Property prices have grown nearly twice as fast in areas that are close to top performing English state schools over the past five years, according to research by Lloyds Bank.
The average price of a property that is situated near to a high performing secondary school is now a little over £400,000. This compares to £293,824 for the rest of the country and represents a 36% premium.
House prices rose by an average of 35% within the catchment areas of the best 30 schools over the past five years, which is 15% higher than the national average across England.
Andrew Mason, Lloyds Bank mortgages director, says: “Providing their children with a good education is a priority for most parents and is often on the list of key considerations for families looking to decide where to live.”
House prices near The Latymer School in Enfield, North London, which is ranked 13th out of the top 30 schools, have experienced the highest growth over five years, up by 59% to £320,684.
Outside of London, properties near the Southend High School for Girls in Essex - ranked 23rd - saw the greatest increase in value rising by 50% to £251,461.
The good news is there are still some areas where it is possible to buy a house close to an excellent school without paying a premium.
Out of the top 30 schools, 11 are located in areas where house prices are under the English average, according to the research,

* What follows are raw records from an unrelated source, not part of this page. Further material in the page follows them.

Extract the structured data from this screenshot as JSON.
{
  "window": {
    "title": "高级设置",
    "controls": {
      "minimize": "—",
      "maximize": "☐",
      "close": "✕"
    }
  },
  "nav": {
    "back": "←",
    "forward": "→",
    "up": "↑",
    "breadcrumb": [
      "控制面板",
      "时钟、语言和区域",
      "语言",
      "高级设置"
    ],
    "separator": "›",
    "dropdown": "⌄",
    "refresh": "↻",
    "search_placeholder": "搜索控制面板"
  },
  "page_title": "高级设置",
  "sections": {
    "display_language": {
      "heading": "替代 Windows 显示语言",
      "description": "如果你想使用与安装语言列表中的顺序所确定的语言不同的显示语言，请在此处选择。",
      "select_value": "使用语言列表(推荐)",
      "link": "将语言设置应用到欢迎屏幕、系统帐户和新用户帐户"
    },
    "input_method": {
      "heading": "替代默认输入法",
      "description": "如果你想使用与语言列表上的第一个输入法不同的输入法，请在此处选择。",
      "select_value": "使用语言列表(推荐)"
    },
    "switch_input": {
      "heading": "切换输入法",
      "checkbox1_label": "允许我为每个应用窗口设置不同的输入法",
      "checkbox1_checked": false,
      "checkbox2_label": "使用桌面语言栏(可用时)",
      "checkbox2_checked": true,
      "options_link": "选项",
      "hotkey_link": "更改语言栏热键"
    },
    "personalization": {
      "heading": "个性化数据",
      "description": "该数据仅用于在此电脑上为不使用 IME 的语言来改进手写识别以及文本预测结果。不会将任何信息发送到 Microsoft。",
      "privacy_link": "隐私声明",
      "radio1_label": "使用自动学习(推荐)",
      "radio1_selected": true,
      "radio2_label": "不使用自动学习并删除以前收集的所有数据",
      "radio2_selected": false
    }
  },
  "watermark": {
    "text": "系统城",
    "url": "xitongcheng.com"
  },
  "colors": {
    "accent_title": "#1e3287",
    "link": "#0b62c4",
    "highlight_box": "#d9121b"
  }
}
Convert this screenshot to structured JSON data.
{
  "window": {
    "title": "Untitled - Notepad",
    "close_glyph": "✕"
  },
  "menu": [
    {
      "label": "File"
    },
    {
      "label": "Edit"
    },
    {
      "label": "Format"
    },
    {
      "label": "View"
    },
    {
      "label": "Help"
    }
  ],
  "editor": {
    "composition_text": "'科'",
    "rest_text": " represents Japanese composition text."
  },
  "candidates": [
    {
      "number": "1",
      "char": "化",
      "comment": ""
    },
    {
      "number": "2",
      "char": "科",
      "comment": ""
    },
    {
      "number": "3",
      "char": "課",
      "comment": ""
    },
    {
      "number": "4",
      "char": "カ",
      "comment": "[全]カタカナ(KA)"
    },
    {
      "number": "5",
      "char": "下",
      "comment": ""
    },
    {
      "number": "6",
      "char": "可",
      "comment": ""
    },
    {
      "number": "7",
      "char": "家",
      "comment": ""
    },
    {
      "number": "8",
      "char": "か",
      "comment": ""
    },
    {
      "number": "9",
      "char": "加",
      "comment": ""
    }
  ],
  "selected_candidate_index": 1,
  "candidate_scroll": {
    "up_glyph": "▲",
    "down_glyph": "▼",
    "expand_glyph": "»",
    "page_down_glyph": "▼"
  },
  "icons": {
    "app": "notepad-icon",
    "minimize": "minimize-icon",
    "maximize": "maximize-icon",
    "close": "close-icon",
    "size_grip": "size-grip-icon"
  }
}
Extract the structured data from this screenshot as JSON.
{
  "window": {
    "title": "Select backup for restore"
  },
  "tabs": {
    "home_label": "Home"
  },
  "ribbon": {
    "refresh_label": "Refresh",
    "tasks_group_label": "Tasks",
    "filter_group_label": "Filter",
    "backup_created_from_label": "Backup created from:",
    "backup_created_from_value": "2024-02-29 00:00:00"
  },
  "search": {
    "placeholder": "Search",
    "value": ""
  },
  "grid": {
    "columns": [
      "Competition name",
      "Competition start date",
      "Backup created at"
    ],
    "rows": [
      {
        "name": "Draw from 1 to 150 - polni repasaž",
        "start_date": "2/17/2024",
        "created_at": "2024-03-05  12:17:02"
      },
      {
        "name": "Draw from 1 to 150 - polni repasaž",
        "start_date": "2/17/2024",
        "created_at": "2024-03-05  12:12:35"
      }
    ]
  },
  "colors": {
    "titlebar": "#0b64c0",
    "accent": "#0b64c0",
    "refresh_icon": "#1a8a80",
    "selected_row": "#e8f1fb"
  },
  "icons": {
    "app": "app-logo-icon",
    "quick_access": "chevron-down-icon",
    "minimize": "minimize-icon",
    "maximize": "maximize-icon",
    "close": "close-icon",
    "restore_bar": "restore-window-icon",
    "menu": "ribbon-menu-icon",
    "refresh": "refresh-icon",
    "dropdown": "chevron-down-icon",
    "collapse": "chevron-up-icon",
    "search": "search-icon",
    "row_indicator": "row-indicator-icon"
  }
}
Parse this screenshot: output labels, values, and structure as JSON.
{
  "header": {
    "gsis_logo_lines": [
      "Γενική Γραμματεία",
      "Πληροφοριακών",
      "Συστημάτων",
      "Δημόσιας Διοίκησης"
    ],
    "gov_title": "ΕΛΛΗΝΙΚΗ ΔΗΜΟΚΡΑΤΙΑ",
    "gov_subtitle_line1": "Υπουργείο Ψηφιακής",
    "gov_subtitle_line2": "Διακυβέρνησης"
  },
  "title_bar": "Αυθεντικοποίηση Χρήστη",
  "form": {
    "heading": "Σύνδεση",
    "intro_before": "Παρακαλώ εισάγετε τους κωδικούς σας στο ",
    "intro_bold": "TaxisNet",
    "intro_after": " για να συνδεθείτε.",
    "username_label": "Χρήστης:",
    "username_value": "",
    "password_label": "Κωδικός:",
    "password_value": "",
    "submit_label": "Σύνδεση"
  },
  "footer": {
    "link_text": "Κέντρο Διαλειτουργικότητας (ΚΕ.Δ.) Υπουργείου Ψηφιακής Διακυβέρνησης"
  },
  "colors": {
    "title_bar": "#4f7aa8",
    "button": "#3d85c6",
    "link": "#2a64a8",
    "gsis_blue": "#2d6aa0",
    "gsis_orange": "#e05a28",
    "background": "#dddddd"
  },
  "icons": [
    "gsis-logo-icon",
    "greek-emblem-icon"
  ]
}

Properties close to the High School for Girls in Gloucestershire, ranked 19th, had an average price of £129,982. This is 44% below the county average. Meanwhile, homes near to King Edward VI Handsworth School in the West Midlands, ranked sixth, cost £86,953 on average. This is 42% below the county average.

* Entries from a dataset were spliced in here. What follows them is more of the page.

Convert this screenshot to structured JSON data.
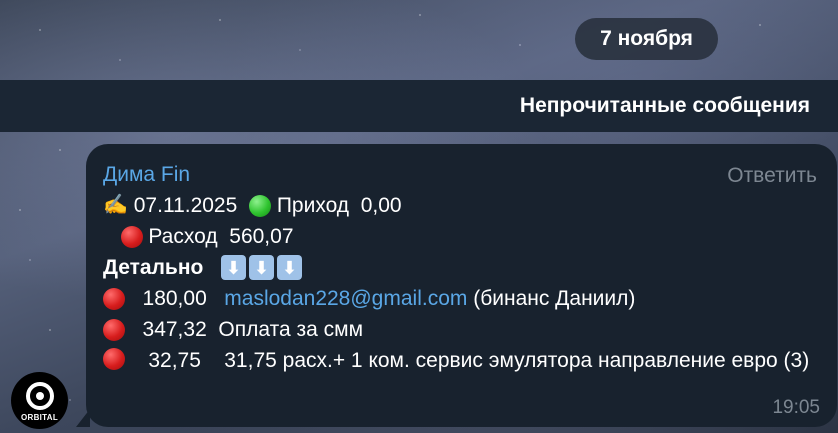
{
  "date_pill": "7 ноября",
  "unread_banner": "Непрочитанные сообщения",
  "avatar": {
    "label": "ORBITAL"
  },
  "message": {
    "sender": "Дима Fin",
    "reply_label": "Ответить",
    "pen_emoji": "✍️",
    "date": "07.11.2025",
    "income_label": "Приход",
    "income_value": "0,00",
    "expense_label": "Расход",
    "expense_value": "560,07",
    "details_label": "Детально",
    "arrow_glyph": "⬇",
    "items": [
      {
        "amount": "180,00",
        "email": "maslodan228@gmail.com",
        "note": "(бинанс Даниил)"
      },
      {
        "amount": "347,32",
        "note": "Оплата за смм"
      },
      {
        "amount": "32,75",
        "note": "31,75 расх.+ 1 ком. сервис эмулятора направление евро (3)"
      }
    ],
    "time": "19:05"
  }
}
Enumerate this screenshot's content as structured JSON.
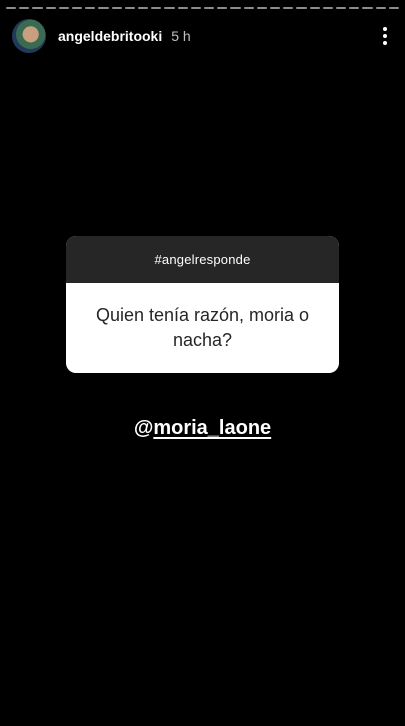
{
  "story": {
    "segments": 30,
    "username": "angeldebritooki",
    "time": "5 h",
    "more_icon": "more-vertical-icon"
  },
  "question_box": {
    "header": "#angelresponde",
    "question": "Quien tenía razón, moria o nacha?"
  },
  "mention": {
    "at": "@",
    "handle": "moria_laone"
  }
}
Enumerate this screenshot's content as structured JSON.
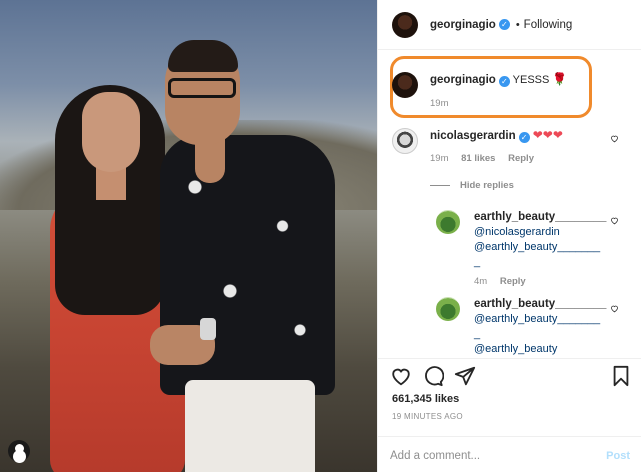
{
  "header": {
    "username": "georginagio",
    "separator": "•",
    "follow_status": "Following"
  },
  "caption": {
    "username": "georginagio",
    "text": "YESSS",
    "emoji": "🌹",
    "time": "19m"
  },
  "comments": [
    {
      "username": "nicolasgerardin",
      "hearts": "❤❤❤",
      "time": "19m",
      "likes": "81 likes",
      "reply": "Reply",
      "hide_replies": "Hide replies"
    }
  ],
  "replies": [
    {
      "username": "earthly_beauty________",
      "lines": [
        "@nicolasgerardin",
        "@earthly_beauty_______",
        "_"
      ],
      "time": "4m",
      "reply": "Reply"
    },
    {
      "username": "earthly_beauty________",
      "lines": [
        "@earthly_beauty_______",
        "_",
        "@earthly_beauty"
      ]
    }
  ],
  "footer": {
    "likes": "661,345 likes",
    "time": "19 MINUTES AGO",
    "comment_placeholder": "Add a comment...",
    "post_label": "Post"
  },
  "colors": {
    "highlight_box": "#f08a2c",
    "verified_badge": "#3897f0",
    "mention_link": "#00376b",
    "post_button_disabled": "#b2dffc",
    "heart_red": "#ed4956"
  },
  "icons": [
    "heart-icon",
    "comment-icon",
    "share-icon",
    "bookmark-icon",
    "verified-icon",
    "like-comment-icon",
    "user-tag-icon"
  ]
}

Mr Mason adds: “While there is most definitely a premium attached to some neighbourhoods surrounding the best state schools across the country, there are also many that come in under the county average, particularly outside of London and the South East - where homes remain more affordable versus average earnings.”

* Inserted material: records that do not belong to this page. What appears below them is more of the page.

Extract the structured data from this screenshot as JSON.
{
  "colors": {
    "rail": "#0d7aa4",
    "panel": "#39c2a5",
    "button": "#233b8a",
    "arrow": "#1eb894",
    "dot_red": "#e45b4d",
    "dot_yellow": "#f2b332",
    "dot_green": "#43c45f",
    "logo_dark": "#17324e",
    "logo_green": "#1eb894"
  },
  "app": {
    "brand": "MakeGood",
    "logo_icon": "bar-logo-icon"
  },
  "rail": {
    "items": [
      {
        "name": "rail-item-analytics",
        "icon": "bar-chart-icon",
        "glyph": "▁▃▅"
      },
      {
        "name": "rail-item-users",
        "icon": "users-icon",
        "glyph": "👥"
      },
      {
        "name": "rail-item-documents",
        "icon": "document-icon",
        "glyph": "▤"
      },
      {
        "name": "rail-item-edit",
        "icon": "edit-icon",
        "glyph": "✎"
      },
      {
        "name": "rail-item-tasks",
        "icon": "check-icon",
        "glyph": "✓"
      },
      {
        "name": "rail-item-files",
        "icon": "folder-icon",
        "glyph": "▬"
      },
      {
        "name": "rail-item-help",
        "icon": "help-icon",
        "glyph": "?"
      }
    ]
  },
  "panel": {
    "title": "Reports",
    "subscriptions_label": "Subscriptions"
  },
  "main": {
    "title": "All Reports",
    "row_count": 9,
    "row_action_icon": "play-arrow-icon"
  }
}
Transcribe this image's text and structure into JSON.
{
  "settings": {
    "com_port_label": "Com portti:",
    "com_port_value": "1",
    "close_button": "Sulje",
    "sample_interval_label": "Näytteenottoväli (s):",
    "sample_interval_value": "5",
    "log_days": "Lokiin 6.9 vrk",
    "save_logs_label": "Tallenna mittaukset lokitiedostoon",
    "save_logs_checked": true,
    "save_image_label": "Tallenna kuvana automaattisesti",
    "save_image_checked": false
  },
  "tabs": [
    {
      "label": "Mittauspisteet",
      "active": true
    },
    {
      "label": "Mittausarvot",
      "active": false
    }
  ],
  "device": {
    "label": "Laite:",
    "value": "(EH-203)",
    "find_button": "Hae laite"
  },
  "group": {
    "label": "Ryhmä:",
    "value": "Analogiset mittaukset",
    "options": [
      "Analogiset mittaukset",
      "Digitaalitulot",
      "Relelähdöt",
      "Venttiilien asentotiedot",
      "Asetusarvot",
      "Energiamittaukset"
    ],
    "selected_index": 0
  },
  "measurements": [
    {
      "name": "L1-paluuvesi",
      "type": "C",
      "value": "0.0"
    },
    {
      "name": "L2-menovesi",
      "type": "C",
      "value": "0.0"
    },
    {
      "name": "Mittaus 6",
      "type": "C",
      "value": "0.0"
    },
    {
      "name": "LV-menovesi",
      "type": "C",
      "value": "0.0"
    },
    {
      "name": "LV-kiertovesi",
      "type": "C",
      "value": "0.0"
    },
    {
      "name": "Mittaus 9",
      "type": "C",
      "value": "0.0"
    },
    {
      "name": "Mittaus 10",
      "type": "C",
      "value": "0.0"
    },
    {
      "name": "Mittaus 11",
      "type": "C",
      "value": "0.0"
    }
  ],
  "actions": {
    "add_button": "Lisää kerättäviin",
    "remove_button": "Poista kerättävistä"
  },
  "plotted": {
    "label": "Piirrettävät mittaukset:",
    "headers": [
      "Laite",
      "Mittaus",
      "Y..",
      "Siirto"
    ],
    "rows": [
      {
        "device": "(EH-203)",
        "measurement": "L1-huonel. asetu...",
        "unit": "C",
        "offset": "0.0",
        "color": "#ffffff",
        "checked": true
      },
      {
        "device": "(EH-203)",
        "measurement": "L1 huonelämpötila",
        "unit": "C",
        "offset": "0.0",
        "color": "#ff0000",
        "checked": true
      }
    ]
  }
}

The school rankings are based on 2017 GCSE performance data from the Department for Education (DfE) and include grammar schools which require an entrance exam.